You are likely familiar with the concept of a power of attorney, a legal document that allows someone else to act on your behalf. Legal terminology denotes the individual designating the power of attorney the “principal” and the designated person the “attorney-in-fact”. There can be multiple attorneys-in-fact, but of course they must make decisions in concert. The scope of the power can be limited or broad, but the purpose is for the attorney-in-fact to make decisions that are in the best interests of the principal. A broad power of attorney is an attempt by the principal to give their attorney-in-fact the same rights the principal would have if they were able to act on their own behalf.
What does “durable” mean? A power of attorney goes into effect upon signing and terminates if the principal becomes incapacitated. Adding the durable specification means that the power of attorney will stay in effect if the principal becomes incapacitated. There is also the option to add a “springing” specification, which means that the durable power of attorney does not go into effect upon signing, but springs into effect if the principal becomes incapacitated. This addresses the situation whereby the principal wants to remain in control until they are unable to do so, and only at that point does the attorney-in-fact take over. While this is efficient, a drawback of the springing specification is that there could be disputes over whether or not the incapacity has occurred.
In addition to the durable financial power of attorney discussed here (also called a durable power of attorney for finances), there is a durable medical power of attorney (also called a durable power of attorney for health care). With a durable financial power of attorney, the attorney-in-fact has the right to pay bills, deposit checks, file tax returns, buy and sell real estate, invest in securities, make gifts, and even sue, among other things.
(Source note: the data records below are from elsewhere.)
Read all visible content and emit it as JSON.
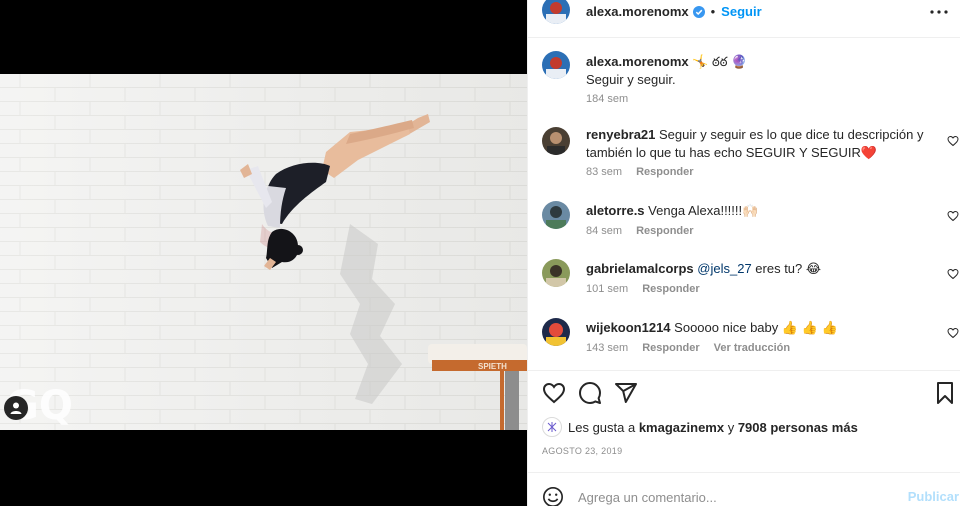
{
  "post": {
    "author": "alexa.morenomx",
    "follow_label": "Seguir",
    "separator": "•",
    "caption_emojis": "🤸 ఠఠ 🔮",
    "caption_text": "Seguir y seguir.",
    "caption_time": "184 sem",
    "watermark": "GQ",
    "bar_brand": "SPIETH"
  },
  "comments": [
    {
      "user": "renyebra21",
      "text": "Seguir y seguir es lo que dice tu descripción y también lo que tu has echo SEGUIR Y SEGUIR❤️",
      "time": "83 sem",
      "reply": "Responder",
      "translate": ""
    },
    {
      "user": "aletorre.s",
      "text": "Venga Alexa!!!!!!🙌🏻",
      "time": "84 sem",
      "reply": "Responder",
      "translate": ""
    },
    {
      "user": "gabrielamalcorps",
      "mention": "@jels_27",
      "text": " eres tu? 😂",
      "time": "101 sem",
      "reply": "Responder",
      "translate": ""
    },
    {
      "user": "wijekoon1214",
      "text": "Sooooo nice baby 👍 👍 👍",
      "time": "143 sem",
      "reply": "Responder",
      "translate": "Ver traducción"
    }
  ],
  "likes": {
    "prefix": "Les gusta a ",
    "user": "kmagazinemx",
    "middle": " y ",
    "others": "7908 personas más"
  },
  "date": "AGOSTO 23, 2019",
  "add_comment": {
    "placeholder": "Agrega un comentario...",
    "publish": "Publicar"
  },
  "icons": {
    "like": "heart-icon",
    "comment": "comment-icon",
    "share": "paper-plane-icon",
    "save": "bookmark-icon",
    "emoji": "smile-icon",
    "more": "ellipsis-icon",
    "tag": "user-tag-icon"
  },
  "colors": {
    "accent": "#0095f6",
    "verified": "#3897f0",
    "muted": "#8e8e8e",
    "publish_disabled": "#b2dffc"
  }
}
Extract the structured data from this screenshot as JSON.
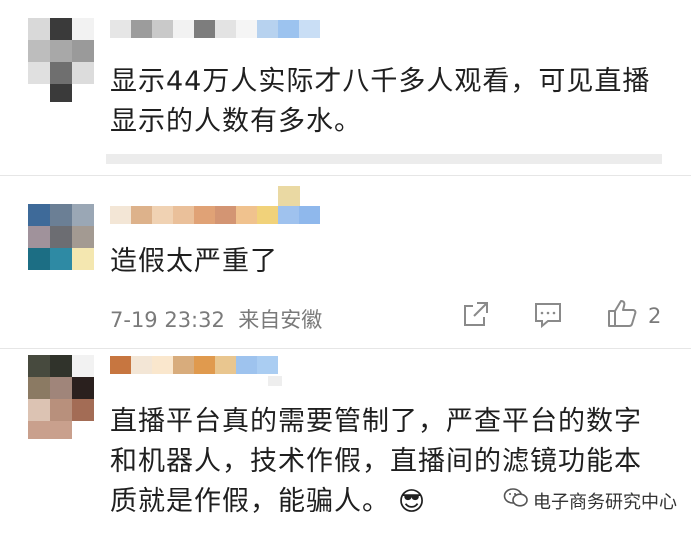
{
  "comments": [
    {
      "text_lines": [
        "显示44万人实际才八千多人观看，可见直播",
        "显示的人数有多水。"
      ]
    },
    {
      "text_lines": [
        "造假太严重了"
      ],
      "time": "7-19 23:32",
      "location": "来自安徽",
      "like_count": "2"
    },
    {
      "text_lines": [
        "直播平台真的需要管制了，严查平台的数字",
        "和机器人，技术作假，直播间的滤镜功能本",
        "质就是作假，能骗人。"
      ],
      "emoji": "😎"
    }
  ],
  "watermark": {
    "text": "电子商务研究中心"
  },
  "icons": [
    "share-icon",
    "comment-icon",
    "like-icon",
    "wechat-icon"
  ]
}
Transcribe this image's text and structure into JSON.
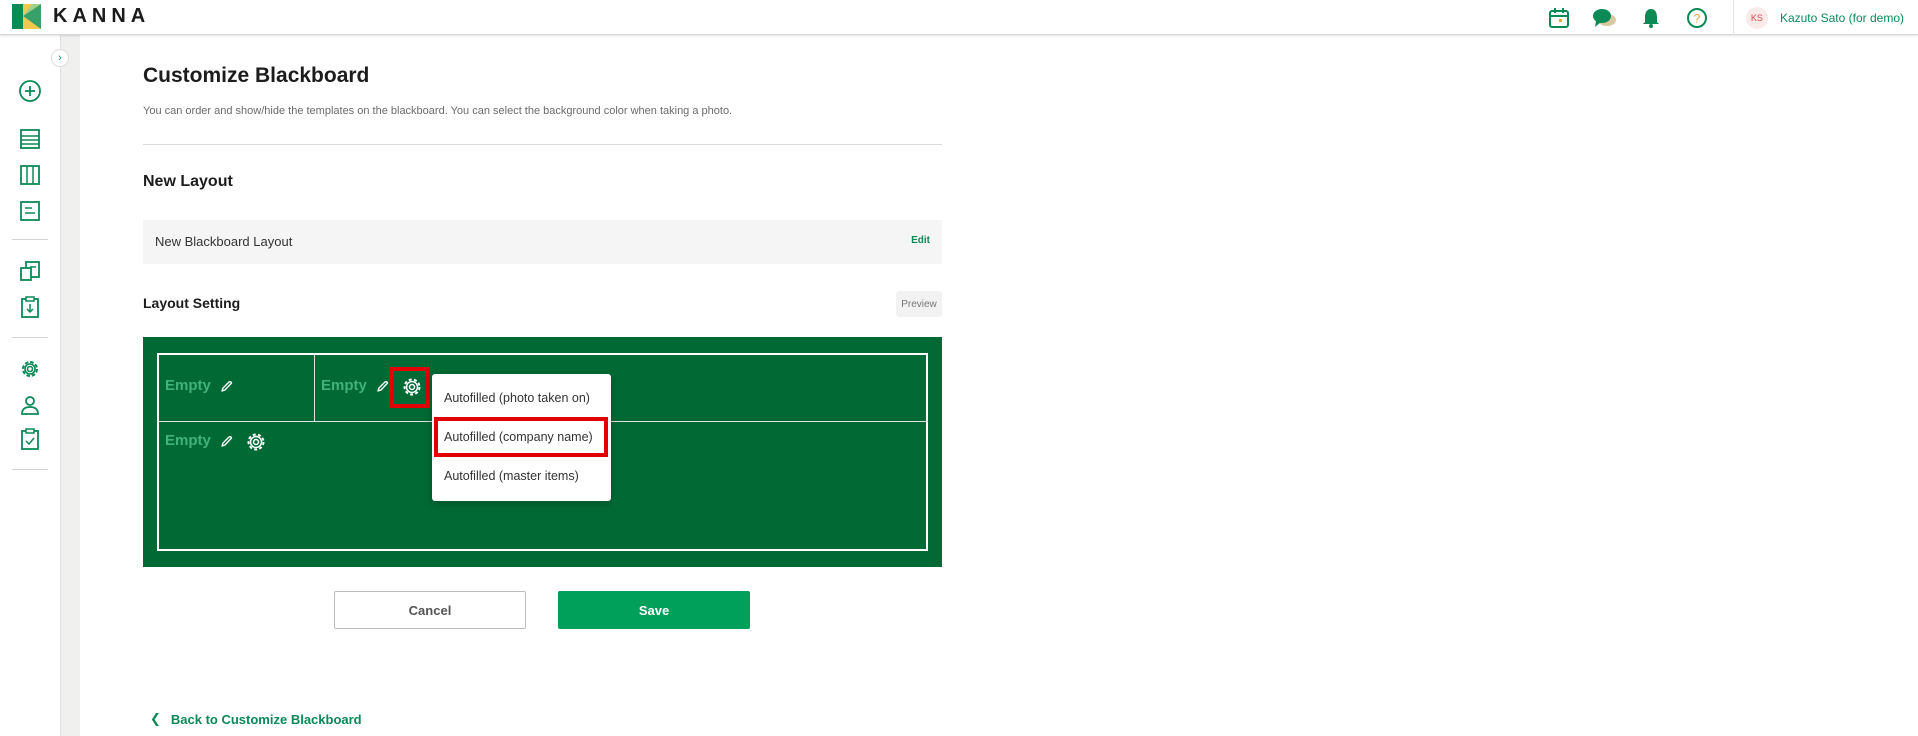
{
  "header": {
    "logo_text": "KANNA",
    "user_initials": "KS",
    "user_name": "Kazuto Sato (for demo)",
    "icons": [
      "calendar-icon",
      "chat-icon",
      "bell-icon",
      "help-icon"
    ]
  },
  "sidebar": {
    "toggle": "›",
    "icons": [
      "add-icon",
      "list-icon",
      "board-icon",
      "report-icon",
      "documents-icon",
      "clipboard-download-icon",
      "settings-icon",
      "user-icon",
      "clipboard-check-icon"
    ]
  },
  "page": {
    "title": "Customize Blackboard",
    "description": "You can order and show/hide the templates on the blackboard. You can select the background color when taking a photo."
  },
  "layout_section": {
    "title": "New Layout",
    "name": "New Blackboard Layout",
    "edit_label": "Edit"
  },
  "layout_setting": {
    "title": "Layout Setting",
    "preview_label": "Preview",
    "board_color": "#006934",
    "cells": [
      {
        "label": "Empty"
      },
      {
        "label": "Empty"
      },
      {
        "label": "Empty"
      }
    ]
  },
  "dropdown": {
    "items": [
      "Autofilled (photo taken on)",
      "Autofilled (company name)",
      "Autofilled (master items)"
    ],
    "highlighted_index": 1
  },
  "actions": {
    "cancel_label": "Cancel",
    "save_label": "Save"
  },
  "back_link": {
    "label": "Back to Customize Blackboard"
  },
  "colors": {
    "brand_green": "#0a8a55",
    "save_green": "#00a05a",
    "highlight_red": "#e00000"
  }
}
As one would expect, with the durable medical power of attorney, the attorney-in-fact has the right to make health care decisions for the principal in the event of incapacity. Due to their different concerns, and even if the attorney-in-fact is the same for both of them, these two documents should be drawn up separately for purposes of privacy and simplicity.
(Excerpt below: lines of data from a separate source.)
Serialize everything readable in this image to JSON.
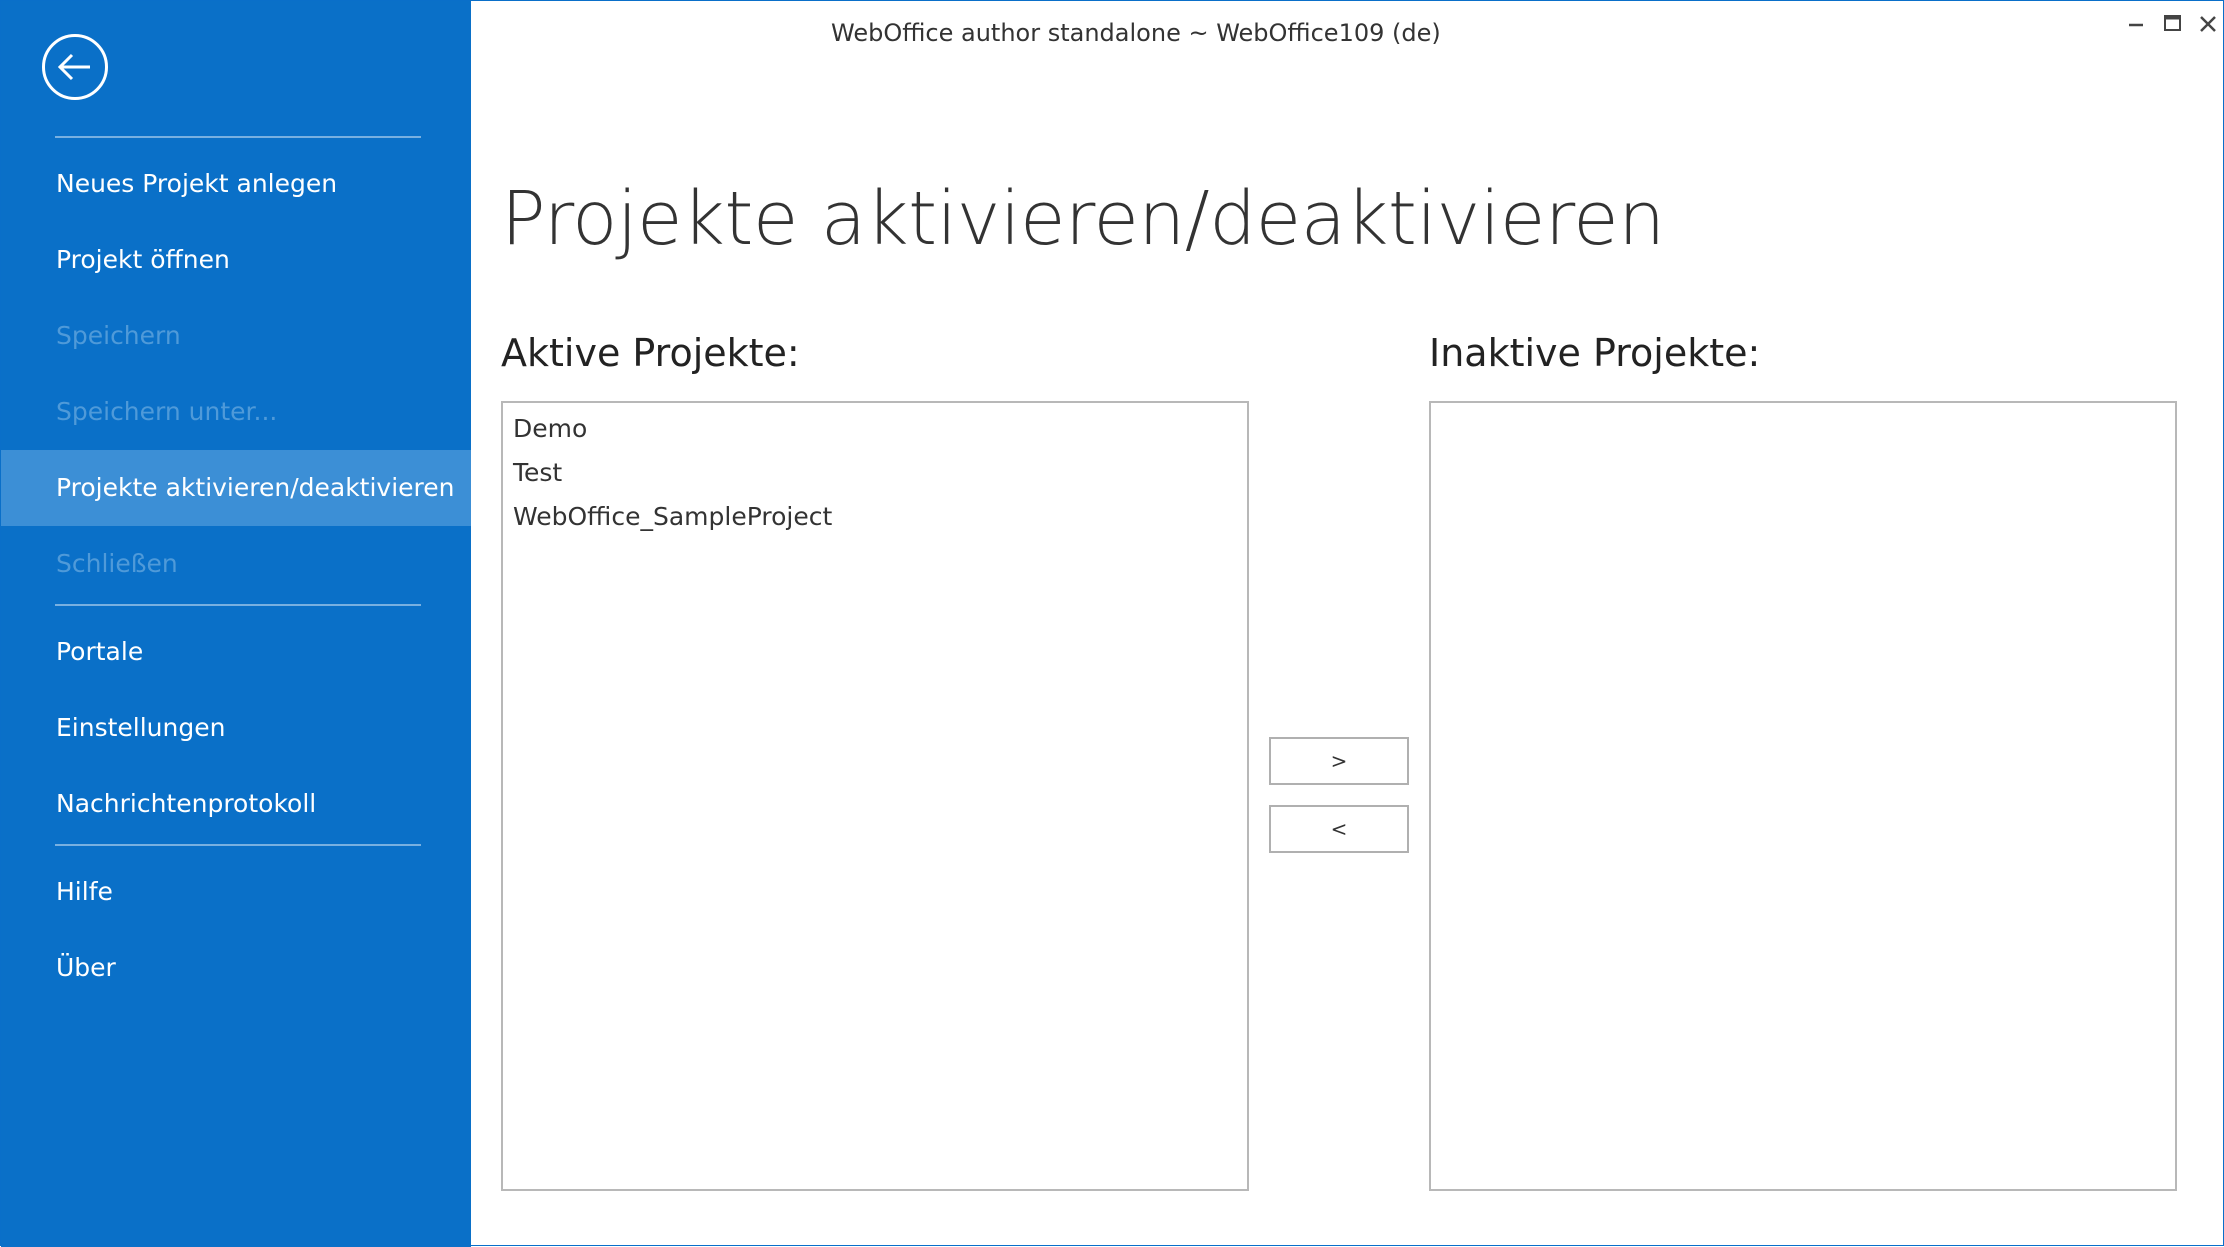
{
  "window": {
    "title": "WebOffice author standalone ~ WebOffice109 (de)",
    "controls": [
      "minimize-icon",
      "maximize-icon",
      "close-icon"
    ]
  },
  "colors": {
    "sidebar_bg": "#0a70c8",
    "sidebar_selected_bg": "#3c8fd6",
    "sidebar_disabled_text": "#4f9ad9"
  },
  "sidebar": {
    "back_icon": "back-arrow-icon",
    "items": [
      {
        "label": "Neues Projekt anlegen",
        "enabled": true,
        "selected": false
      },
      {
        "label": "Projekt öffnen",
        "enabled": true,
        "selected": false
      },
      {
        "label": "Speichern",
        "enabled": false,
        "selected": false
      },
      {
        "label": "Speichern unter...",
        "enabled": false,
        "selected": false
      },
      {
        "label": "Projekte aktivieren/deaktivieren",
        "enabled": true,
        "selected": true
      },
      {
        "label": "Schließen",
        "enabled": false,
        "selected": false
      },
      {
        "label": "Portale",
        "enabled": true,
        "selected": false
      },
      {
        "label": "Einstellungen",
        "enabled": true,
        "selected": false
      },
      {
        "label": "Nachrichtenprotokoll",
        "enabled": true,
        "selected": false
      },
      {
        "label": "Hilfe",
        "enabled": true,
        "selected": false
      },
      {
        "label": "Über",
        "enabled": true,
        "selected": false
      }
    ]
  },
  "main": {
    "title": "Projekte aktivieren/deaktivieren",
    "active": {
      "label": "Aktive Projekte:",
      "items": [
        "Demo",
        "Test",
        "WebOffice_SampleProject"
      ]
    },
    "inactive": {
      "label": "Inaktive Projekte:",
      "items": []
    },
    "buttons": {
      "deactivate": ">",
      "activate": "<"
    }
  }
}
Families can benefit from having a durable financial power of attorney in place if there’s a significant chance that an older family member will become incapacitated due to disability, illness, or age. A durable financial power of attorney can prevent the family from having to go through the court system to appoint a guardian or conservator to manage the principal’s financial affairs. Additionally, a durable financial power of attorney can make it easier for a family member to take the helm and avoid conflict with other family members.
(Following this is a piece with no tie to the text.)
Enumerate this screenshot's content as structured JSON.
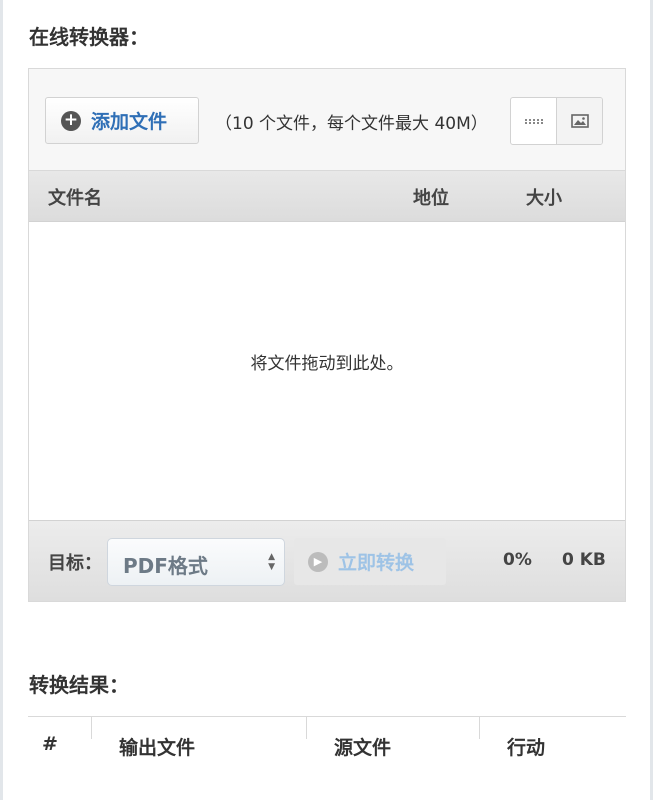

You don’t have to be older to benefit from having a durable financial power of attorney in place, because you never know if an accident might happen that could lead to your own incapacity and leave financial chaos behind. For example, it’s common for spouses to have durable financial powers of attorney for one another in case something happens to one of them. In community property states especially, many transactions require the signature of both spouses, and so it’s prudent for spouses to confer durable financial power of attorney upon one another. Some community property states such as California already provide that if one spouse becomes incapacitated, the other spouse automatically assumes the management of the community property. Which, to avoid conflict, makes it important that the other spouse and the attorney-in-fact are the same person.
In your suite of estate planning documents, a durable financial power of attorney could be an essential one.